### Available data

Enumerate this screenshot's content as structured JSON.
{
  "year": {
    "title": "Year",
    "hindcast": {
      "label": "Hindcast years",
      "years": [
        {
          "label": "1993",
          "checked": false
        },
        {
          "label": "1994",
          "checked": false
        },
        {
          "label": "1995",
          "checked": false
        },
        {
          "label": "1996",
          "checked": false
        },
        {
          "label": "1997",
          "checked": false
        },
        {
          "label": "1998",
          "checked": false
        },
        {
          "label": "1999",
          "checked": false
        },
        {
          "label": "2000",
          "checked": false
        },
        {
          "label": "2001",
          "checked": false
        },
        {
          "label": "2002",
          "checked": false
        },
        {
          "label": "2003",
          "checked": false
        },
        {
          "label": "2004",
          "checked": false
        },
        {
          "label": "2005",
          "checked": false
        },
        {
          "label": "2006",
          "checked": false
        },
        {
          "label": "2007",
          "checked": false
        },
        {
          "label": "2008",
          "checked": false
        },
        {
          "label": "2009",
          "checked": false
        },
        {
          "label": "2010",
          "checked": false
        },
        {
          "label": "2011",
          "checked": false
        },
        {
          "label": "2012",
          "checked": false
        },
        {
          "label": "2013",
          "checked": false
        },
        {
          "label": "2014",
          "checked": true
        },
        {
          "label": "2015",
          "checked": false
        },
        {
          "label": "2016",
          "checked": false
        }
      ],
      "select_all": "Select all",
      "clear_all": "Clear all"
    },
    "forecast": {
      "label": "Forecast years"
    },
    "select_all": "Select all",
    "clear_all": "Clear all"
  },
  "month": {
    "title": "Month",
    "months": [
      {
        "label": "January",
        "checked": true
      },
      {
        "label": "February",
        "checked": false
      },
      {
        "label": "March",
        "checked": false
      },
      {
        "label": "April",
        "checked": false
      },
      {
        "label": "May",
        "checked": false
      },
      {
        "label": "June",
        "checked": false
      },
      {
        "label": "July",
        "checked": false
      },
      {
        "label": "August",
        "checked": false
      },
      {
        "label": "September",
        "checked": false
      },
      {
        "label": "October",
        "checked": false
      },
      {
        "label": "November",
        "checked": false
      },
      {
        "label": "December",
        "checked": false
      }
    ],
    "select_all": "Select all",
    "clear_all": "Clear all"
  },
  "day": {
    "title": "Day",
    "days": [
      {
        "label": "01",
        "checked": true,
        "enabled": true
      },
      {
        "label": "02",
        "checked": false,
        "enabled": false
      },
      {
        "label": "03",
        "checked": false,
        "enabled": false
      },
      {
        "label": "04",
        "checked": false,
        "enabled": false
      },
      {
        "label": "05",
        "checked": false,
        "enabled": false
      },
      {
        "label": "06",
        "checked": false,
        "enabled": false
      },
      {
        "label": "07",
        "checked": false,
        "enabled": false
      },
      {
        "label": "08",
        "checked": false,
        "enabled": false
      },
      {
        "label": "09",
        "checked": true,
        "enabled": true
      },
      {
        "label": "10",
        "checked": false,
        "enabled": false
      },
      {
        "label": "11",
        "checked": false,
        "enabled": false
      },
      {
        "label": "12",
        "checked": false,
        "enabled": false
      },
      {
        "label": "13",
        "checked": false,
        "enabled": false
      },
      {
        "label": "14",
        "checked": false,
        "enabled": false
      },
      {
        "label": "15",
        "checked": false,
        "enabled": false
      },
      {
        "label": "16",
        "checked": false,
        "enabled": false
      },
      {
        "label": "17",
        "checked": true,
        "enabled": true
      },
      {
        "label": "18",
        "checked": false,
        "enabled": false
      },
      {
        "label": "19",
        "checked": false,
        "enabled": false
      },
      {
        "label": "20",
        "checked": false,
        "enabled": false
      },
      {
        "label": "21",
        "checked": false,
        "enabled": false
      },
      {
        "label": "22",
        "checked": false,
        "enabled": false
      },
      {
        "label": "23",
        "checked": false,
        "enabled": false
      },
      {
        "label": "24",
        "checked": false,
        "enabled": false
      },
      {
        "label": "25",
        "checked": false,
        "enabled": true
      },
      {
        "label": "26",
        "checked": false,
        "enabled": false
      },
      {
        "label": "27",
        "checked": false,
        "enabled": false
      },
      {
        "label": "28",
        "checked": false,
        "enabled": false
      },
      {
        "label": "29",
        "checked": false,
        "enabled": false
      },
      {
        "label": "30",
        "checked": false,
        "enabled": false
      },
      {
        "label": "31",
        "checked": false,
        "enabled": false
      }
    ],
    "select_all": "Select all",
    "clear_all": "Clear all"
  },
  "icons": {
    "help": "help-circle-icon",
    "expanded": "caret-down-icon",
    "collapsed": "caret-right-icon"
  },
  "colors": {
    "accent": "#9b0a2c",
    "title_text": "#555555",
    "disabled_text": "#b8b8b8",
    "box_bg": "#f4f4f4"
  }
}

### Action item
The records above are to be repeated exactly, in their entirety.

### Exercise answer
Enumerate this screenshot's content as structured JSON.
{
  "year": {
    "title": "Year",
    "hindcast": {
      "label": "Hindcast years",
      "years": [
        {
          "label": "1993",
          "checked": false
        },
        {
          "label": "1994",
          "checked": false
        },
        {
          "label": "1995",
          "checked": false
        },
        {
          "label": "1996",
          "checked": false
        },
        {
          "label": "1997",
          "checked": false
        },
        {
          "label": "1998",
          "checked": false
        },
        {
          "label": "1999",
          "checked": false
        },
        {
          "label": "2000",
          "checked": false
        },
        {
          "label": "2001",
          "checked": false
        },
        {
          "label": "2002",
          "checked": false
        },
        {
          "label": "2003",
          "checked": false
        },
        {
          "label": "2004",
          "checked": false
        },
        {
          "label": "2005",
          "checked": false
        },
        {
          "label": "2006",
          "checked": false
        },
        {
          "label": "2007",
          "checked": false
        },
        {
          "label": "2008",
          "checked": false
        },
        {
          "label": "2009",
          "checked": false
        },
        {
          "label": "2010",
          "checked": false
        },
        {
          "label": "2011",
          "checked": false
        },
        {
          "label": "2012",
          "checked": false
        },
        {
          "label": "2013",
          "checked": false
        },
        {
          "label": "2014",
          "checked": true
        },
        {
          "label": "2015",
          "checked": false
        },
        {
          "label": "2016",
          "checked": false
        }
      ],
      "select_all": "Select all",
      "clear_all": "Clear all"
    },
    "forecast": {
      "label": "Forecast years"
    },
    "select_all": "Select all",
    "clear_all": "Clear all"
  },
  "month": {
    "title": "Month",
    "months": [
      {
        "label": "January",
        "checked": true
      },
      {
        "label": "February",
        "checked": false
      },
      {
        "label": "March",
        "checked": false
      },
      {
        "label": "April",
        "checked": false
      },
      {
        "label": "May",
        "checked": false
      },
      {
        "label": "June",
        "checked": false
      },
      {
        "label": "July",
        "checked": false
      },
      {
        "label": "August",
        "checked": false
      },
      {
        "label": "September",
        "checked": false
      },
      {
        "label": "October",
        "checked": false
      },
      {
        "label": "November",
        "checked": false
      },
      {
        "label": "December",
        "checked": false
      }
    ],
    "select_all": "Select all",
    "clear_all": "Clear all"
  },
  "day": {
    "title": "Day",
    "days": [
      {
        "label": "01",
        "checked": true,
        "enabled": true
      },
      {
        "label": "02",
        "checked": false,
        "enabled": false
      },
      {
        "label": "03",
        "checked": false,
        "enabled": false
      },
      {
        "label": "04",
        "checked": false,
        "enabled": false
      },
      {
        "label": "05",
        "checked": false,
        "enabled": false
      },
      {
        "label": "06",
        "checked": false,
        "enabled": false
      },
      {
        "label": "07",
        "checked": false,
        "enabled": false
      },
      {
        "label": "08",
        "checked": false,
        "enabled": false
      },
      {
        "label": "09",
        "checked": true,
        "enabled": true
      },
      {
        "label": "10",
        "checked": false,
        "enabled": false
      },
      {
        "label": "11",
        "checked": false,
        "enabled": false
      },
      {
        "label": "12",
        "checked": false,
        "enabled": false
      },
      {
        "label": "13",
        "checked": false,
        "enabled": false
      },
      {
        "label": "14",
        "checked": false,
        "enabled": false
      },
      {
        "label": "15",
        "checked": false,
        "enabled": false
      },
      {
        "label": "16",
        "checked": false,
        "enabled": false
      },
      {
        "label": "17",
        "checked": true,
        "enabled": true
      },
      {
        "label": "18",
        "checked": false,
        "enabled": false
      },
      {
        "label": "19",
        "checked": false,
        "enabled": false
      },
      {
        "label": "20",
        "checked": false,
        "enabled": false
      },
      {
        "label": "21",
        "checked": false,
        "enabled": false
      },
      {
        "label": "22",
        "checked": false,
        "enabled": false
      },
      {
        "label": "23",
        "checked": false,
        "enabled": false
      },
      {
        "label": "24",
        "checked": false,
        "enabled": false
      },
      {
        "label": "25",
        "checked": false,
        "enabled": true
      },
      {
        "label": "26",
        "checked": false,
        "enabled": false
      },
      {
        "label": "27",
        "checked": false,
        "enabled": false
      },
      {
        "label": "28",
        "checked": false,
        "enabled": false
      },
      {
        "label": "29",
        "checked": false,
        "enabled": false
      },
      {
        "label": "30",
        "checked": false,
        "enabled": false
      },
      {
        "label": "31",
        "checked": false,
        "enabled": false
      }
    ],
    "select_all": "Select all",
    "clear_all": "Clear all"
  },
  "icons": {
    "help": "help-circle-icon",
    "expanded": "caret-down-icon",
    "collapsed": "caret-right-icon"
  },
  "colors": {
    "accent": "#9b0a2c",
    "title_text": "#555555",
    "disabled_text": "#b8b8b8",
    "box_bg": "#f4f4f4"
  }
}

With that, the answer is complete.